EU’s Iran deal aims to break dollar grip
The financial payments channel set up by France, Germany and Britain, and due to receive the endorsement of the rest of the EU on tomorrow (Thursday), appears to have limited initial ambitions but is being seen as a first step to ending the global dominance of the dollar.
If the scheme to keep the 2015 nuclear agreement operating works, it is likely to be most useful to SMEs with no links in the US.
France’s finance minister Bruno Le Maire has repeatedly called for greater European economic autonomy from Washington and Brussels has been studying plans to challenge the dollar’s international dominance.
But major European firms with large US investments will be too vulnerable to sanctions to initially take part.
The trilateral company was registered in Paris last week with an initial €3,000 in capital and a supervisory board with members from France and Germany, and chaired by a British diplomat.
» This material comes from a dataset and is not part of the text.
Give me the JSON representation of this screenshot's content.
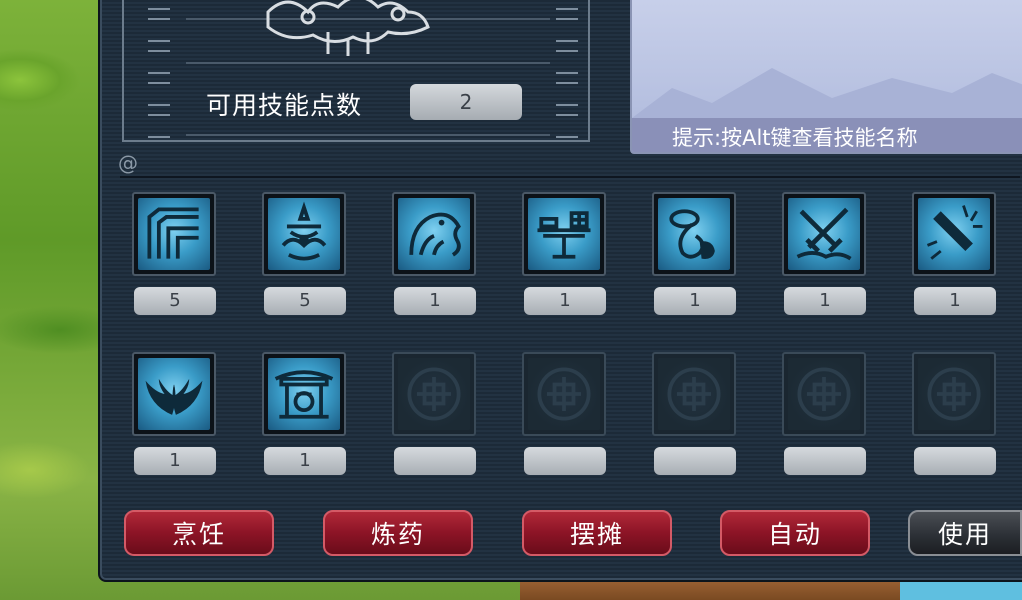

The Instex, standing for “instrument for support of trade exchanges”, hopes to assert European economic sovereignty in the face of Washington’s determination to impose its foreign policy on Europe.
Iran’s foreign minister, Javad Zarif, welcomed the financial mechanism as a “long overdue first step”.
“We remain ready for constructive engagement with Europe on equal footing and with mutual respect,” the minister tweeted.
The primary focus would be on trying to alleviate the trade in humanitarian supplies to Iran, said German foreign minister Heiko Maas. Medicines and food are not supposed to be subject to Trump’s sanctions.
The scheme was eventually intended to allow Europe to trade freely with Iran in a range of goods, including those subject to US sanctions, said the European foreign affairs commissioner, Federica Mogherini (pictured).
Instex, designed as a payment channel from Europe to Iran, is not expected to be fully operational until later this year when Tehran has established a parallel organisation.
UK foreign secretary Jeremy Hunt was keen to sound diplomatic towards Washington. The Conservative minister said: “The entity will facilitate legitimate trade under European and international law. Its immediate focus will be on enabling trade in goods where the immediate need of the Iranian people is greatest, ie foodstuffs, pharmaceuticals and consumer goods.”
He called the 2015 nuclear agreement “crucial for the security of the region”, adding that the scheme did not absolve Tehran from the need to end destabilising activities across West Asia, including in Syria and Yemen.
Federica Mogherini. Europe is looking to challenge the dollar. Picture credit: Wikimedia